Apple's once-a-year iPhone introduction also helps build anticipation for each upgrade, with news outlets and websites speculating about what new designs and features will be unveiled. Glyde Corp. and Gazelle, two companies that facilitate the trade-in of older gadgets, said they've seen a surge in business in recent weeks as people look to ahead to upgrading to the newest iPhone.
One of the biggest challenges for Apple may be manufacturing enough devices to keep up with demand. Shortages from screen manufacturers LG Display Co. and Japan Display K.K. may limit how many iPhones Apple can ship, according to Barclays. That may hinder Apple's ability to sell about 50 million iPhones by December, as many analysts have predicted.
Apple's event starts at 10 a.m. local time at the Yerba Buena Center for the Arts Theater in downtown San Francisco. It will be the company's first iPhone introduction since Mr. Jobs died last October on the day after the iPhone 4S was unveiled.
With the newest iPhone, Apple will attempt to balance giving existing customers a design different enough from previous models to inspire purchases, while also remaining true to the style that has made it a market leader among first-time buyers, said IDC's Mr. Llamas. Adding a bigger screen will be a critical new feature for consumers who want to use their phones for basic tasks that were once completed on laptops and personal computers, he said.
Data demands of new iPhone users could also put a strain on mobile data networks being introduced by wireless carriers such as Verizon and AT&T. Known as long-term evolution, or LTE, the communications technology allows users to watch video, stream music or perform other data-intensive tasks at a faster speed than existing 3G networks.
"Apple is going to sell a lot of LTE phones. If the network doesn't perform, it could put a cloud over LTE," said Walter Piecyk, an analyst at BTIG LLC. "The network operators will say the networks are ready, but in wireless, you never really know."
Apple previewed some new software features for iPhone's operating system in June, including a partnership with Facebook that allows members to quickly post photos, comments and other content to the world's largest social network. Apple also has built its own mapping software that will replace Google's technology, as well as a new feature for consolidating all of a user's digital loyalty and gift cards.
The software upgrades will give developers new tools for making shopping and navigation applications as well as others for Apple's App Store, said Matt Murphy, a partner at venture capital firm Kleiner Perkins Caufield & Byers.
"There are a ton of developers that are very excited," said Mr. Murphy, whose firm invests in companies that make iPhone applications.

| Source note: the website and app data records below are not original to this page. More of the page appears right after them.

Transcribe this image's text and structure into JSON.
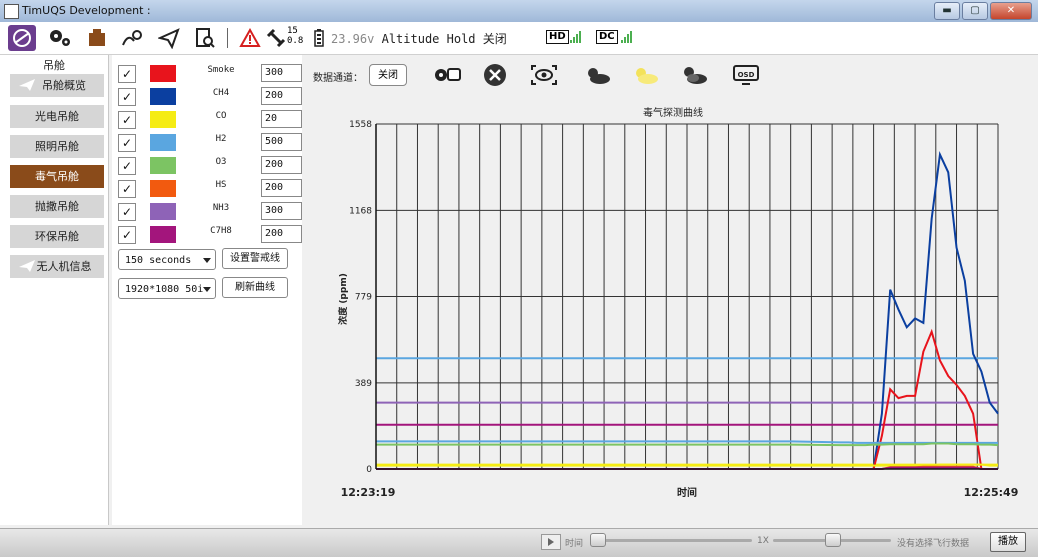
{
  "window": {
    "title": "TimUQS Development :"
  },
  "window_buttons": {
    "minimize": "▬",
    "maximize": "▢",
    "close": "✕"
  },
  "toolbar": {
    "satellites": "15",
    "hdop": "0.8",
    "voltage": "23.96v",
    "altitude_hold": "Altitude Hold",
    "altitude_hold_state": "关闭",
    "hd_label": "HD",
    "dc_label": "DC"
  },
  "sidebar": {
    "header": "吊舱",
    "items": [
      {
        "label": "吊舱概览",
        "icon": "plane-icon"
      },
      {
        "label": "光电吊舱"
      },
      {
        "label": "照明吊舱"
      },
      {
        "label": "毒气吊舱",
        "selected": true
      },
      {
        "label": "抛撒吊舱"
      },
      {
        "label": "环保吊舱"
      },
      {
        "label": "无人机信息",
        "icon": "plane-icon"
      }
    ]
  },
  "gases": [
    {
      "name": "Smoke",
      "color": "#e8141c",
      "threshold": "300",
      "checked": "✓"
    },
    {
      "name": "CH4",
      "color": "#0b3fa0",
      "threshold": "200",
      "checked": "✓"
    },
    {
      "name": "CO",
      "color": "#f5ec14",
      "threshold": "20",
      "checked": "✓"
    },
    {
      "name": "H2",
      "color": "#5aa6e0",
      "threshold": "500",
      "checked": "✓"
    },
    {
      "name": "O3",
      "color": "#7cc463",
      "threshold": "200",
      "checked": "✓"
    },
    {
      "name": "HS",
      "color": "#f25a0f",
      "threshold": "200",
      "checked": "✓"
    },
    {
      "name": "NH3",
      "color": "#8e63b7",
      "threshold": "300",
      "checked": "✓"
    },
    {
      "name": "C7H8",
      "color": "#a3157c",
      "threshold": "200",
      "checked": "✓"
    }
  ],
  "controls": {
    "duration": "150 seconds",
    "set_alarm_button": "设置警戒线",
    "resolution": "1920*1080 50i",
    "refresh_button": "刷新曲线"
  },
  "data_channel": {
    "label": "数据通道：",
    "button": "关闭"
  },
  "chart_data": {
    "type": "line",
    "title": "毒气探测曲线",
    "xlabel": "时间",
    "ylabel": "浓度 (ppm)",
    "x_start_label": "12:23:19",
    "x_end_label": "12:25:49",
    "ylim": [
      0,
      1558
    ],
    "yticks": [
      0,
      389,
      779,
      1168,
      1558
    ],
    "grid": true,
    "x": [
      0,
      100,
      112,
      114,
      116,
      118,
      120,
      122,
      124,
      126,
      128,
      130,
      132,
      134,
      136,
      138,
      140,
      142,
      144,
      146,
      148,
      150
    ],
    "series": [
      {
        "color": "#0b3fa0",
        "values": [
          0,
          0,
          0,
          0,
          0,
          0,
          0,
          250,
          810,
          720,
          640,
          680,
          660,
          1130,
          1420,
          1340,
          1000,
          850,
          520,
          440,
          300,
          250
        ]
      },
      {
        "color": "#e8141c",
        "values": [
          0,
          0,
          0,
          0,
          0,
          0,
          0,
          150,
          360,
          320,
          330,
          330,
          530,
          620,
          490,
          420,
          380,
          330,
          250,
          0,
          0,
          0
        ]
      },
      {
        "color": "#5aa6e0",
        "values": [
          125,
          125,
          120,
          120,
          118,
          118,
          118,
          118,
          118,
          118,
          118,
          118,
          118,
          118,
          118,
          118,
          118,
          118,
          118,
          118,
          118,
          118
        ]
      },
      {
        "color": "#7cc463",
        "values": [
          110,
          110,
          108,
          108,
          108,
          108,
          110,
          110,
          112,
          112,
          112,
          112,
          112,
          115,
          115,
          115,
          112,
          112,
          112,
          110,
          110,
          108
        ]
      },
      {
        "color": "#f5ec14",
        "values": [
          15,
          15,
          15,
          15,
          15,
          15,
          15,
          15,
          15,
          15,
          15,
          15,
          15,
          15,
          20,
          20,
          20,
          20,
          20,
          20,
          15,
          15
        ]
      },
      {
        "color": "#f25a0f",
        "values": [
          0,
          0,
          0,
          0,
          0,
          0,
          0,
          0,
          8,
          8,
          8,
          8,
          10,
          10,
          10,
          10,
          10,
          10,
          10,
          0,
          0,
          0
        ]
      },
      {
        "color": "#a3157c",
        "values": [
          0,
          0,
          0,
          0,
          0,
          0,
          0,
          0,
          6,
          6,
          6,
          6,
          6,
          6,
          6,
          6,
          6,
          6,
          6,
          0,
          0,
          0
        ]
      }
    ],
    "alarm_lines": [
      {
        "color": "#5aa6e0",
        "value": 500
      },
      {
        "color": "#8e63b7",
        "value": 300
      },
      {
        "color": "#a3157c",
        "value": 200
      },
      {
        "color": "#f5ec14",
        "value": 20
      }
    ]
  },
  "bottom": {
    "time_label": "时间",
    "speed_label": "1X",
    "status": "没有选择飞行数据",
    "play_button": "播放",
    "time_progress": 0.0,
    "speed_level": 0.5
  }
}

To get ahead of Apple's iPhone event, Nokia and Motorola introduced a lineup of new smartphones last week with features such as edge-to-edge screens and a spring-mounted camera for steadier pictures. Samsung, which uses Google's Android mobile operating system and offers several different models, has emerged as Apple's biggest competitor in smartphones. The South Korean manufacturer, which is also one of Apple's biggest suppliers of components, accounted for 19.1% of global smartphone shipments last year, compared with Apple's 18.8%, according to Bloomberg Industries data. Samsung said last week that it has sold 20 million Galaxy S IIIs.
The two companies also are battling in court, with Apple winning a more than $1 billion verdict last month from a California jury, which said that Samsung copied the iPhone's design. Samsung said it will appeal. Apple, Samsung and smaller rivals are racing to win over customers who will be upgrading to smartphones from older phones. By 2013, smartphones will for the first time account for the majority of global mobile-phone shipments, two years earlier than expected, according to IHS.
Apple's growing popularity in China and elsewhere outside the U.S., as well as its built-in fan base, will help make the new iPhone one of technology's biggest debuts, said Canalys's Mr. Jones.~Bloomberg News ~